  • General Education requirements may change from catalog year to catalog year. To determine graduation requirements, the General Education committee bases a decision in part on the catalog year chosen by the student.
  • Appeals must include an accurate and complete transcript of all courses taken and grades earned. An unofficial transcript is acceptable.
  • All appeals must include a personal statement from the student explaining the circumstances surrounding the request.
  • The student personal statement and comments from the program chair are essential in helping the committee understand course content or the suitability of a substitution.
  • If the General Education course substitution appeal is denied, the decision is final and there is no further appeal process.
  • If the General Education course substitution appeal is approved, the graduation coordinator will provide the student with a revised graduation degree audit evaluation.
  • A separate DSS Course Substitution Request Form (PDF, Get Adobe Acrobat PDF Reader - Link opens in new window) is required for disability-related General Education course substitutions for the math foundation.
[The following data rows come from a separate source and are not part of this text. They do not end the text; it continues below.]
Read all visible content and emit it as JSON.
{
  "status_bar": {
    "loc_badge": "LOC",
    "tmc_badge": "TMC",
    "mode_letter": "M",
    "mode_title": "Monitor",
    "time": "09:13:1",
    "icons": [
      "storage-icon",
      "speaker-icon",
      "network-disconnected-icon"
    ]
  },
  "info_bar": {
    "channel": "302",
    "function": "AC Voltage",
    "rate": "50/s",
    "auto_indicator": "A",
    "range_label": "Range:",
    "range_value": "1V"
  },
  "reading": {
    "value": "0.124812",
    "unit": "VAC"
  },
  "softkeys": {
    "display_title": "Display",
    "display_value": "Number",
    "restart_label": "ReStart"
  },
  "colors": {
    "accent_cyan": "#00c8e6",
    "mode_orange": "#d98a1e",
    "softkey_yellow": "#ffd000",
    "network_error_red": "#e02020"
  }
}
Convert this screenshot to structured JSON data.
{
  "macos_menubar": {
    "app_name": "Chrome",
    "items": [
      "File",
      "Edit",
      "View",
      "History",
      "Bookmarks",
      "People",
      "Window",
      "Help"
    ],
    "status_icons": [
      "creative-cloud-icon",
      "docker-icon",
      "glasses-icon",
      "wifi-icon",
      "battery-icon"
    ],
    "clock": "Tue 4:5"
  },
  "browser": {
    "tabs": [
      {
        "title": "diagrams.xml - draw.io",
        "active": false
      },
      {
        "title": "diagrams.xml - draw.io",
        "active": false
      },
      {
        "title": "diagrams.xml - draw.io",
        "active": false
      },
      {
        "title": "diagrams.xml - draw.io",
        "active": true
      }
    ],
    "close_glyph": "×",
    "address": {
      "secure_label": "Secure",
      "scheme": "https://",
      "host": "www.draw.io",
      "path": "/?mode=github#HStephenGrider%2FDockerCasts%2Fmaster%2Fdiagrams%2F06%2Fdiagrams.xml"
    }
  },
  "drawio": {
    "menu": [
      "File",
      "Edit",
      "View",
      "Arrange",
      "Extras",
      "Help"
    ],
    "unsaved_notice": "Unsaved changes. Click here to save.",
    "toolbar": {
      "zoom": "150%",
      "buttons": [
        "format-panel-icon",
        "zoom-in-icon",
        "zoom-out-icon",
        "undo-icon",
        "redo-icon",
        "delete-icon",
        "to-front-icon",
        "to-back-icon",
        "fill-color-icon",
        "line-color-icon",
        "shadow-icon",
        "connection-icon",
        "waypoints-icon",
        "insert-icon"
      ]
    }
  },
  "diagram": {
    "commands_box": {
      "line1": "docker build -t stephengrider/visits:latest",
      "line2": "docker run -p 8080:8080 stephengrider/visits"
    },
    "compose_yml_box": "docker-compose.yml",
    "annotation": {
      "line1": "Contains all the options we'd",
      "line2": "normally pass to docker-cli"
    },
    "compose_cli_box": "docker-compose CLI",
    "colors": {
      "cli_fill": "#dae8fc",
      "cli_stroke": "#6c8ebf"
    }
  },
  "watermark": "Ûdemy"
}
Students must first meet with a disability support services counselornew window to obtain eligibility criteria and the appropriate form. Email for questions or clarification.
  • The Academic Appeals new windowCommittee provides decisions regarding certain College academic regulations and those appeals are separate from General Education appeals. Misdirected appeals will be returned to the student.

Find resources and answers to frequently asked questions about the General Education program.

Gen Ed courses are a component of every associate and bachelor’s degree. The Gen Ed curriculum is mandated by the state of Maryland.

General Education courses are required for all MC degrees and General Studies is a degree program that has specific areas of concentration.

The General Education course list is available on the General Education program page. The foundation areas include English (ENGF) and Mathematics (MATF). The distribution areas include Arts (ARTD), Humanities (HUMD), Behavioral and Social Sciences (BSSD), Natural Sciences (NSLD/NSND), the General Education Institutional Requirement (GEIR), and the General Education Elective (GEEL).

The academic catalog page also lists the Gen Ed courses, as well as the required number of Gen Ed credits per degree. Click on ‘General Education Program’ on the right navigation pane. 

With a degree from MC, all General Education courses can transfer as a bundle. Check with your transfer institution, an MC counselor, or a program advisor about the transferability of an individual class to a specific institution outside of Maryland. For more information, check out the transfer page.

Typically, a degree includes about 30 General Education credits. Check with an MC counselor, a program advisor, your major’s advising worksheet to determine the number of General Education credits required to graduate.

General Education courses marked with GCP status have a primary focus or provide in-depth study that leads students to an appreciation of the differences, as well as commonalities, among people by studying the ideas, history, values, and/or creative expressions of diverse groups. These courses are required by the state of Maryland and also by MC’s regional accreditor, the Middle States Commission on Higher Education.